» **Work request**
If a line in the listing below has the string "Подготовить", copy it out.

» **Input material**
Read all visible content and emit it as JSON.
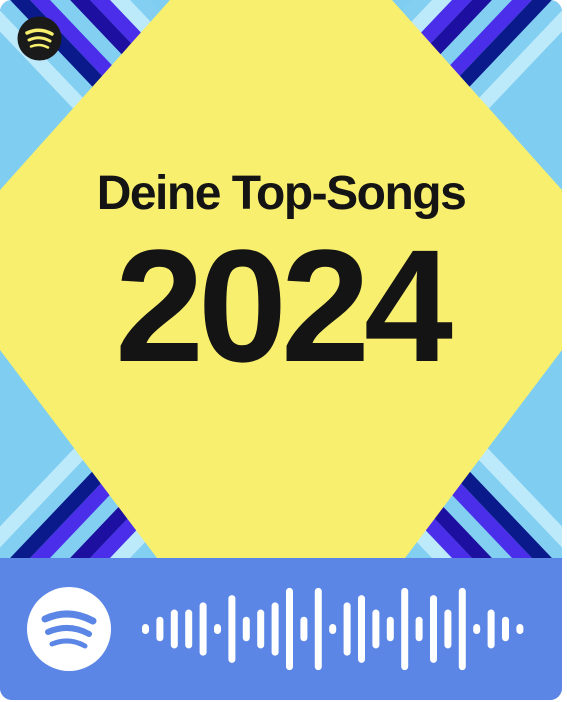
{
  "cover": {
    "title": "Deine Top-Songs",
    "year": "2024",
    "background_color": "#f9ef6e",
    "stripe_colors": [
      "#4a2eea",
      "#1d0fa0",
      "#83cff2",
      "#bdeafa",
      "#0a1a8a"
    ],
    "brand_icon": "spotify-icon"
  },
  "spotify_code": {
    "background_color": "#5b86e5",
    "bar_color": "#ffffff",
    "logo_icon": "spotify-icon",
    "bar_levels": [
      1,
      2,
      3,
      3,
      4,
      1,
      5,
      2,
      3,
      4,
      6,
      2,
      6,
      1,
      4,
      5,
      3,
      2,
      6,
      2,
      5,
      3,
      6,
      1,
      3,
      2,
      1
    ]
  }
}
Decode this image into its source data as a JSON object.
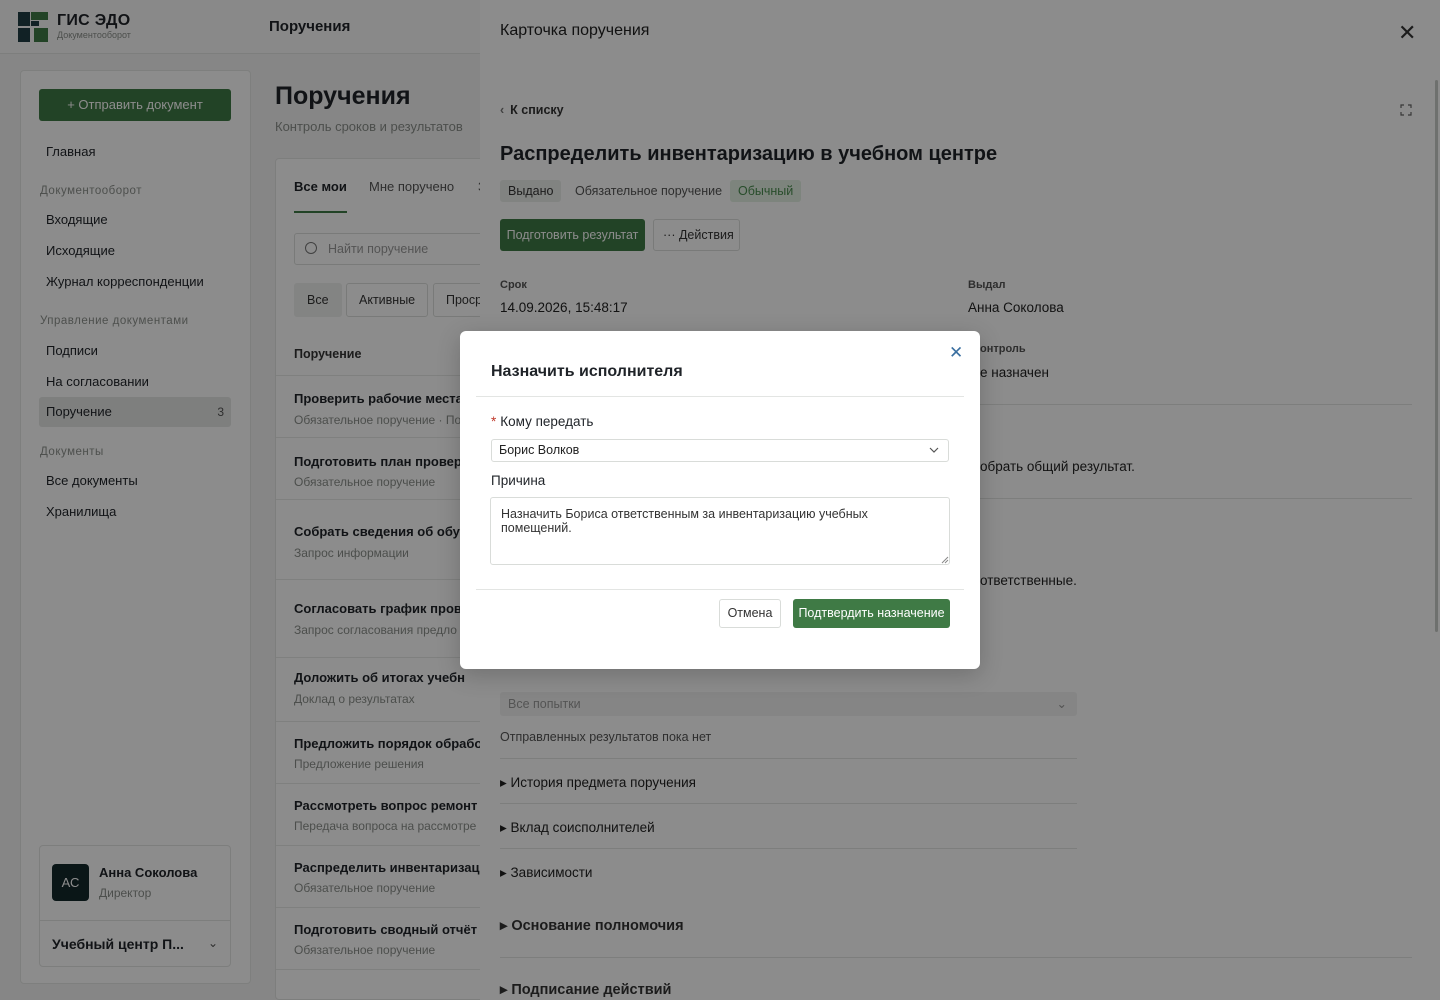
{
  "app": {
    "name": "ГИС ЭДО",
    "subtitle": "Документооборот",
    "section_title": "Поручения"
  },
  "sidebar": {
    "send_button": "+ Отправить документ",
    "home": "Главная",
    "section_docflow": "Документооборот",
    "incoming": "Входящие",
    "outgoing": "Исходящие",
    "journal": "Журнал корреспонденции",
    "section_management": "Управление документами",
    "signatures": "Подписи",
    "approval": "На согласовании",
    "assignments": "Поручение",
    "assignments_count": "3",
    "section_documents": "Документы",
    "all_documents": "Все документы",
    "storages": "Хранилища",
    "user": {
      "initials": "АС",
      "name": "Анна Соколова",
      "role": "Директор",
      "org": "Учебный центр П..."
    }
  },
  "main": {
    "title": "Поручения",
    "subtitle": "Контроль сроков и результатов",
    "tabs": [
      "Все мои",
      "Мне поручено",
      "З"
    ],
    "search_placeholder": "Найти поручение",
    "filters": [
      "Все",
      "Активные",
      "Проср"
    ],
    "column_header": "Поручение",
    "rows": [
      {
        "title": "Проверить рабочие места",
        "sub": "Обязательное поручение · По"
      },
      {
        "title": "Подготовить план провер",
        "sub": "Обязательное поручение"
      },
      {
        "title": "Собрать сведения об обу",
        "sub": "Запрос информации"
      },
      {
        "title": "Согласовать график пров",
        "sub": "Запрос согласования предло"
      },
      {
        "title": "Доложить об итогах учебн",
        "sub": "Доклад о результатах"
      },
      {
        "title": "Предложить порядок обрабо",
        "sub": "Предложение решения"
      },
      {
        "title": "Рассмотреть вопрос ремонт",
        "sub": "Передача вопроса на рассмотре"
      },
      {
        "title": "Распределить инвентаризац",
        "sub": "Обязательное поручение"
      },
      {
        "title": "Подготовить сводный отчёт",
        "sub": "Обязательное поручение"
      }
    ]
  },
  "drawer": {
    "title": "Карточка поручения",
    "back": "К списку",
    "task_title": "Распределить инвентаризацию в учебном центре",
    "status": "Выдано",
    "type": "Обязательное поручение",
    "priority": "Обычный",
    "prepare_button": "Подготовить результат",
    "actions_button": "··· Действия",
    "deadline_label": "Срок",
    "deadline_value": "14.09.2026, 15:48:17",
    "issuer_label": "Выдал",
    "issuer_value": "Анна Соколова",
    "control_label": "онтроль",
    "control_value": "е назначен",
    "text_1": "обрать общий результат.",
    "text_2": "ответственные.",
    "attempts_placeholder": "Все попытки",
    "no_results": "Отправленных результатов пока нет",
    "history": "История предмета поручения",
    "coexecutors": "Вклад соисполнителей",
    "dependencies": "Зависимости",
    "authority": "Основание полномочия",
    "signing": "Подписание действий"
  },
  "modal": {
    "title": "Назначить исполнителя",
    "recipient_label": "Кому передать",
    "recipient_value": "Борис Волков",
    "reason_label": "Причина",
    "reason_value": "Назначить Бориса ответственным за инвентаризацию учебных помещений.",
    "cancel": "Отмена",
    "confirm": "Подтвердить назначение"
  },
  "colors": {
    "primary": "#3f7a45",
    "overlay": "rgba(0,0,0,0.45)",
    "required": "#c0392b",
    "close_icon": "#3a6fa0"
  }
}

» **Response to the task**
        "title": "Подготовить план провер",
        "title": "Подготовить сводный отчёт",
    "prepare_button": "Подготовить результат",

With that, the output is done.